Cetera’s Roth: RCAP Filing Is ‘Fresh Start,’ With Money for Rep Retention
March 28, 2016
By James J. Green, ThinkAdvisor
RCS Capital Corp. (RCAPQ) announced Monday that some of the holding companies of its broker-dealers, and other debt holders, filed a prepackaged plan of reorganization under Chapter 11 with the U.S. Bankruptcy Court for the District of Delaware.
Larry Roth, CEO of the IBD network Cetera Financial Group, which RCAP purchased in January 2014 and includes 10 broker-dealers, said in a statement that the filing “puts us in the home stretch to complete our transformation into a Cetera-only organization that is independent, well-capitalized and privately owned.” He said the reorganization, now scheduled for completion by May 2016 (pending bankruptcy court, regulatory and other approvals) “will truly be a fresh start for Cetera that will include significant additional capital for us.”

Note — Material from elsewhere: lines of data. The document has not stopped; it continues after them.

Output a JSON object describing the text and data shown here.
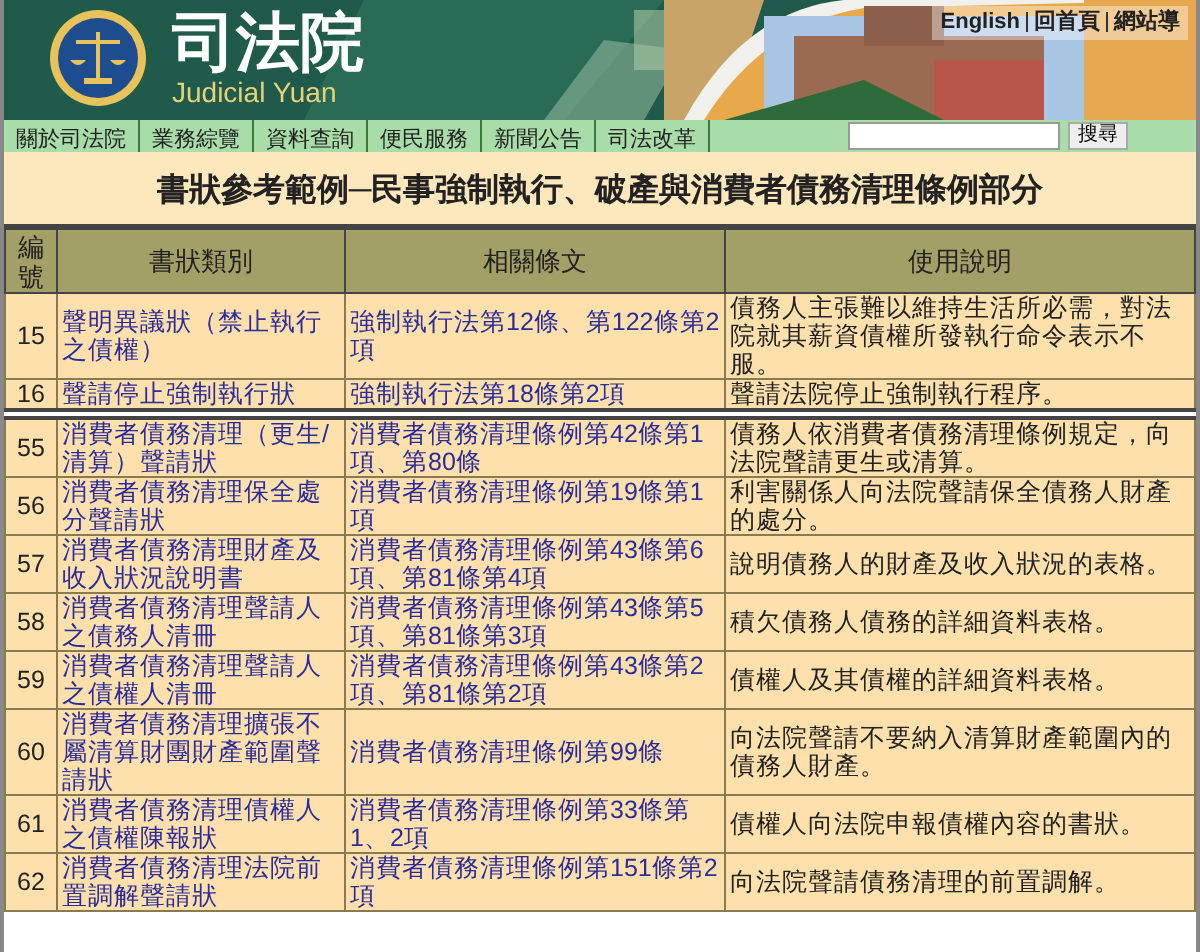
{
  "header": {
    "title": "司法院",
    "subtitle": "Judicial Yuan",
    "links": [
      "English",
      "回首頁",
      "網站導"
    ]
  },
  "nav": {
    "items": [
      "關於司法院",
      "業務綜覽",
      "資料查詢",
      "便民服務",
      "新聞公告",
      "司法改革"
    ],
    "search_button": "搜尋"
  },
  "table": {
    "title": "書狀參考範例─民事強制執行、破產與消費者債務清理條例部分",
    "columns": [
      "編號",
      "書狀類別",
      "相關條文",
      "使用說明"
    ],
    "sections": [
      [
        {
          "no": "15",
          "form": "聲明異議狀（禁止執行之債權）",
          "articles": "強制執行法第12條、第122條第2項",
          "usage": "債務人主張難以維持生活所必需，對法院就其薪資債權所發執行命令表示不服。"
        },
        {
          "no": "16",
          "form": "聲請停止強制執行狀",
          "articles": "強制執行法第18條第2項",
          "usage": "聲請法院停止強制執行程序。"
        }
      ],
      [
        {
          "no": "55",
          "form": "消費者債務清理（更生/清算）聲請狀",
          "articles": "消費者債務清理條例第42條第1項、第80條",
          "usage": "債務人依消費者債務清理條例規定，向法院聲請更生或清算。"
        },
        {
          "no": "56",
          "form": "消費者債務清理保全處分聲請狀",
          "articles": "消費者債務清理條例第19條第1項",
          "usage": "利害關係人向法院聲請保全債務人財產的處分。"
        },
        {
          "no": "57",
          "form": "消費者債務清理財產及收入狀況說明書",
          "articles": "消費者債務清理條例第43條第6項、第81條第4項",
          "usage": "說明債務人的財產及收入狀況的表格。"
        },
        {
          "no": "58",
          "form": "消費者債務清理聲請人之債務人清冊",
          "articles": "消費者債務清理條例第43條第5項、第81條第3項",
          "usage": "積欠債務人債務的詳細資料表格。"
        },
        {
          "no": "59",
          "form": "消費者債務清理聲請人之債權人清冊",
          "articles": "消費者債務清理條例第43條第2項、第81條第2項",
          "usage": "債權人及其債權的詳細資料表格。"
        },
        {
          "no": "60",
          "form": "消費者債務清理擴張不屬清算財團財產範圍聲請狀",
          "articles": "消費者債務清理條例第99條",
          "usage": "向法院聲請不要納入清算財產範圍內的債務人財產。"
        },
        {
          "no": "61",
          "form": "消費者債務清理債權人之債權陳報狀",
          "articles": "消費者債務清理條例第33條第1、2項",
          "usage": "債權人向法院申報債權內容的書狀。"
        },
        {
          "no": "62",
          "form": "消費者債務清理法院前置調解聲請狀",
          "articles": "消費者債務清理條例第151條第2項",
          "usage": "向法院聲請債務清理的前置調解。"
        }
      ]
    ]
  }
}
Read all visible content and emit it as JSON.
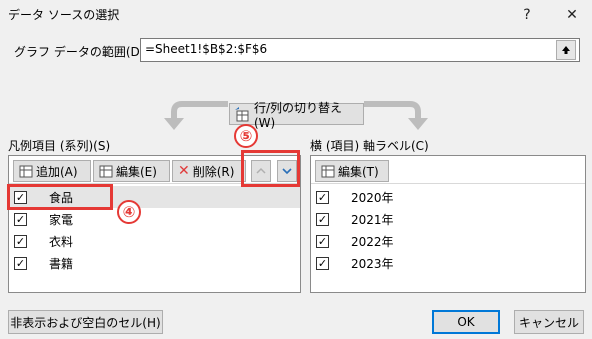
{
  "window": {
    "title": "データ ソースの選択",
    "help_label": "?",
    "close_label": "X"
  },
  "range": {
    "label": "グラフ データの範囲(D):",
    "value": "=Sheet1!$B$2:$F$6"
  },
  "switch_button_label": "行/列の切り替え(W)",
  "legend": {
    "label": "凡例項目 (系列)(S)",
    "add_label": "追加(A)",
    "edit_label": "編集(E)",
    "delete_label": "削除(R)",
    "items": [
      {
        "label": "食品",
        "checked": true
      },
      {
        "label": "家電",
        "checked": true
      },
      {
        "label": "衣料",
        "checked": true
      },
      {
        "label": "書籍",
        "checked": true
      }
    ]
  },
  "axis": {
    "label": "横 (項目) 軸ラベル(C)",
    "edit_label": "編集(T)",
    "items": [
      {
        "label": "2020年",
        "checked": true
      },
      {
        "label": "2021年",
        "checked": true
      },
      {
        "label": "2022年",
        "checked": true
      },
      {
        "label": "2023年",
        "checked": true
      }
    ]
  },
  "footer": {
    "hidden_cells_label": "非表示および空白のセル(H)",
    "ok_label": "OK",
    "cancel_label": "キャンセル"
  },
  "annotations": {
    "four": "④",
    "five": "⑤"
  },
  "colors": {
    "annotation": "#e53935",
    "delete_icon": "#e03a3a",
    "move_arrow": "#2a6fb8"
  }
}
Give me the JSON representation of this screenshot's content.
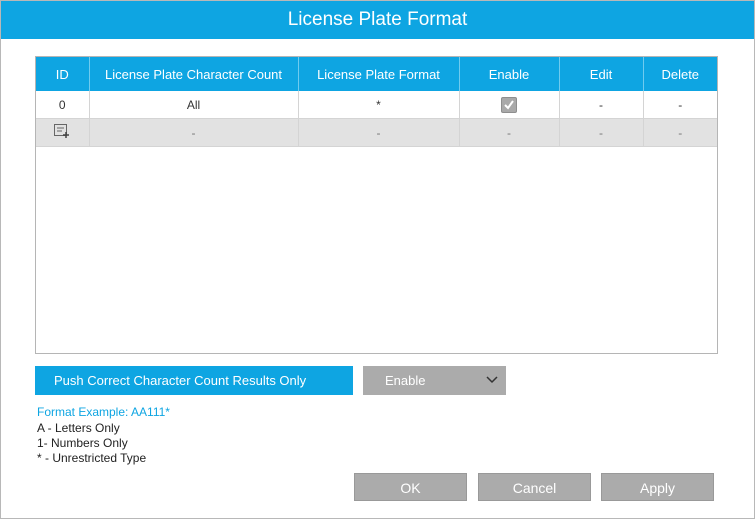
{
  "dialog": {
    "title": "License Plate Format"
  },
  "table": {
    "headers": {
      "id": "ID",
      "count": "License Plate Character Count",
      "format": "License Plate Format",
      "enable": "Enable",
      "edit": "Edit",
      "delete": "Delete"
    },
    "rows": [
      {
        "id": "0",
        "count": "All",
        "format": "*",
        "enable_checked": true,
        "edit": "-",
        "delete": "-"
      }
    ],
    "add_row": {
      "count": "-",
      "format": "-",
      "enable": "-",
      "edit": "-",
      "delete": "-",
      "icon": "add-row-icon"
    }
  },
  "push_setting": {
    "label": "Push Correct Character Count Results Only",
    "value": "Enable"
  },
  "format_help": {
    "example": "Format Example: AA111*",
    "lines": [
      "A - Letters Only",
      "1- Numbers Only",
      "* - Unrestricted Type"
    ]
  },
  "buttons": {
    "ok": "OK",
    "cancel": "Cancel",
    "apply": "Apply"
  },
  "colors": {
    "accent": "#0ea5e2",
    "button_gray": "#ababab",
    "row_gray": "#e2e2e2"
  }
}
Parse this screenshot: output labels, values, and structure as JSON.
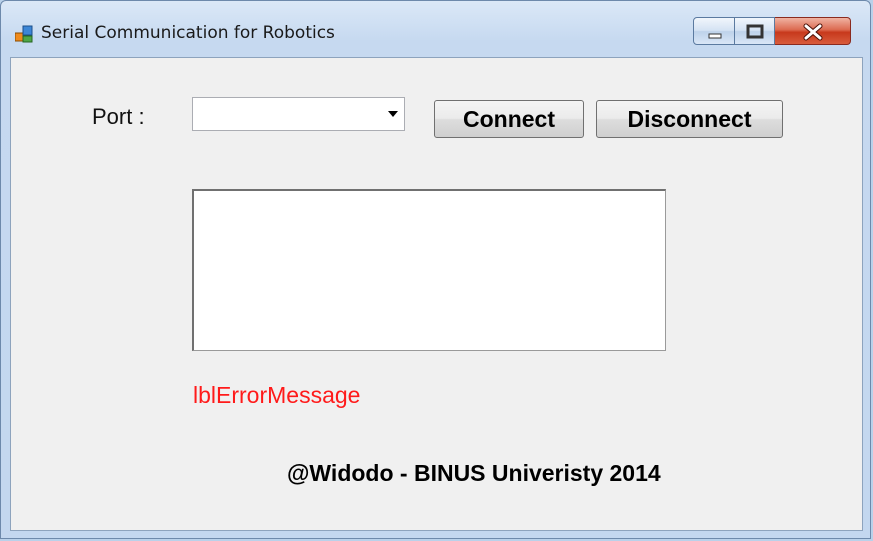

That capital will help fund a retention program for eligible Cetera-affiliated advisors in the new Cetera-only company. Moreover, the secured debtholders have “agreed that the reorganization will not affect the current advisor deferred compensation arrangements,” according to an RCAP press release, which said Friday’s action “is expected to be the final Chapter 11 filing needed to successfully conclude the company’s restructuring process.”
Once the restructuring is complete, RCAP said that Cetera “will operate as a wholly owned, privately held business of RCS Capital, which will be owned by a group of institutional investors experienced in the financial services industry.”
Roth said, “We’re grateful to our advisors and institutions who have remained extremely loyal throughout this process, which validates the strong value proposition of Cetera.”
RCAP said that the prepackaged plan has been accepted by 78.7% of the holders of its outstanding first lien debt and 90.3% of the second lien debtholders. It said that Cetera’s payroll and benefits, vendor payables and “all other liabilities at these entities, including the deferred compensation plans, will continue as is and will not be impaired or modified.”
When RCAP filed for bankruptcy protection in Delaware on Jan. 31 as expected, court filings said Cetera planned to spend some $50 million on programs to retain some of the roughly 9,000 independent advisors affiliated with its network of broker-dealers. In its release Friday, RCAP said “a group of the existing lenders have fully committed to invest $150 million in new capital” which will include “continued significant investments in technology, advisor growth and service enhancements.”
More on Retention Plan
Joseph Kuo, a spokesman for Cetera, said Cetera has “worked closely with the leadership of our network’s member firms to develop a methodology for participation in our advisor retention program, encompassing a range of qualitative and quantitative factors. Our firms have commenced the process of communicating further details to eligible advisors on an individual basis, and given the size of our advisor base, this will take some time.”
Broker-dealer recruiter Jonathan Henschen says it is his understanding that the retention deals will represent 2% to 11% of one year’s trailing 12-month commissions.
Kathy Moss, president of Minneapolis-based JRA Financial, a Cetera Advisor Networks-affiliated independent wealth management firm, said that “no matter what Cetera does, they are not going to please everyone. We believe Cetera has provided us with clarity moving forward, and we appreciate the value of the retention bonus and what it represents.”